The light green rid represents the bouncy castle from the story; Grandma's (old but good) car is blue; there are 5 children; Grandma is blonde (yellow); her 'things' are red; home is purple and the fun park brown; other characters are generic green! I asked my readers to build the scene & refer to it as they "check" "homework" - pointing at speakers & actuating movement.
I didn't decide - Yuu & Mayu did. I did insist they were consistent though, using the same rods etc. Also the first time we have really come across direct speech (requiring the new skill of flicking ahead to the end of the parentheses), and the need to follow direction as well eg so and so "shouted/whispered/said" etc also performed!
It worked a treat; we re-read & re-told the story variously, recycled the language and made things move appropriately eg through doors not over, play football with others, not alone.
And then Mayu, who turned up late, announced this was her last class.
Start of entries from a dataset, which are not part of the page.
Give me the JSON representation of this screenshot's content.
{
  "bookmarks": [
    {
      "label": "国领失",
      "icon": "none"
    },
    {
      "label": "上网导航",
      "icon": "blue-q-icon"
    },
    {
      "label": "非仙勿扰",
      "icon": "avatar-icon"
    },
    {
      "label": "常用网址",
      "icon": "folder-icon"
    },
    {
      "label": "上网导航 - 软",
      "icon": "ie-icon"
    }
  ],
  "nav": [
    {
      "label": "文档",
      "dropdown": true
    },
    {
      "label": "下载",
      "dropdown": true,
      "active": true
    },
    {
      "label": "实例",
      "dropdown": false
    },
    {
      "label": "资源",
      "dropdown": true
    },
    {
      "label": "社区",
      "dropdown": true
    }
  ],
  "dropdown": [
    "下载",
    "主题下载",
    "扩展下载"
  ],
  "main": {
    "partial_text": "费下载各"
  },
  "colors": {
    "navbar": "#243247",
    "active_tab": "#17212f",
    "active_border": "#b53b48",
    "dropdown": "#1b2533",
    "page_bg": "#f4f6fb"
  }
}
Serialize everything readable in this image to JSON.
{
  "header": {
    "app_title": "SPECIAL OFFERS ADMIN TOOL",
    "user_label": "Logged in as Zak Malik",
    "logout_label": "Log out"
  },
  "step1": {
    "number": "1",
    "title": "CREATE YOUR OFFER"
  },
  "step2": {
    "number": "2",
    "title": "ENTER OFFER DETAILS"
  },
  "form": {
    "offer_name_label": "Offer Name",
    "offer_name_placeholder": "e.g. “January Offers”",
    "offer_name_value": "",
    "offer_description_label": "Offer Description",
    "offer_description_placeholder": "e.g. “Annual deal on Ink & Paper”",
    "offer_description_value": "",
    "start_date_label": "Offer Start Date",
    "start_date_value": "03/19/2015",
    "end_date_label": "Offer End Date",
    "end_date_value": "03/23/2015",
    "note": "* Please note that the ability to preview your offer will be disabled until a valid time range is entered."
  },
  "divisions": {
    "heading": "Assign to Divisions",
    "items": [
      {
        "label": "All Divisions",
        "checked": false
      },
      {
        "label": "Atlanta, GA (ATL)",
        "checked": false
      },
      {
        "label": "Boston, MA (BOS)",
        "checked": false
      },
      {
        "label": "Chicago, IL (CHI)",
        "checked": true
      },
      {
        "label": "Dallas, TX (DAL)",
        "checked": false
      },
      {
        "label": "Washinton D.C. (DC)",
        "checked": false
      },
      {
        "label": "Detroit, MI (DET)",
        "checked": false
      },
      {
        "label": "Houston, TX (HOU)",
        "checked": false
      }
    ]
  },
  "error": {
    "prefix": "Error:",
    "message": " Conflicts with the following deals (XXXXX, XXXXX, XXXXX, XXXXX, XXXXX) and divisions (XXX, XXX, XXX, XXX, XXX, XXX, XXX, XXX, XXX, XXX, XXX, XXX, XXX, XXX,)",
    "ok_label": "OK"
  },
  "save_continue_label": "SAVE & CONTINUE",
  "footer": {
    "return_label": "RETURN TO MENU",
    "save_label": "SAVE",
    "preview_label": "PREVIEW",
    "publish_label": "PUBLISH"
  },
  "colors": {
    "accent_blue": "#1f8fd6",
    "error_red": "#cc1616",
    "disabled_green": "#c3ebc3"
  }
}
Staggered; she has been with me/this class since she was half her age, worked tremendously well and picked up so much (especially confidence). I couldn't say goodbye properly or manage a "stop, don't do it!" because I was legging it to my next class....great lesson, dire outcome :(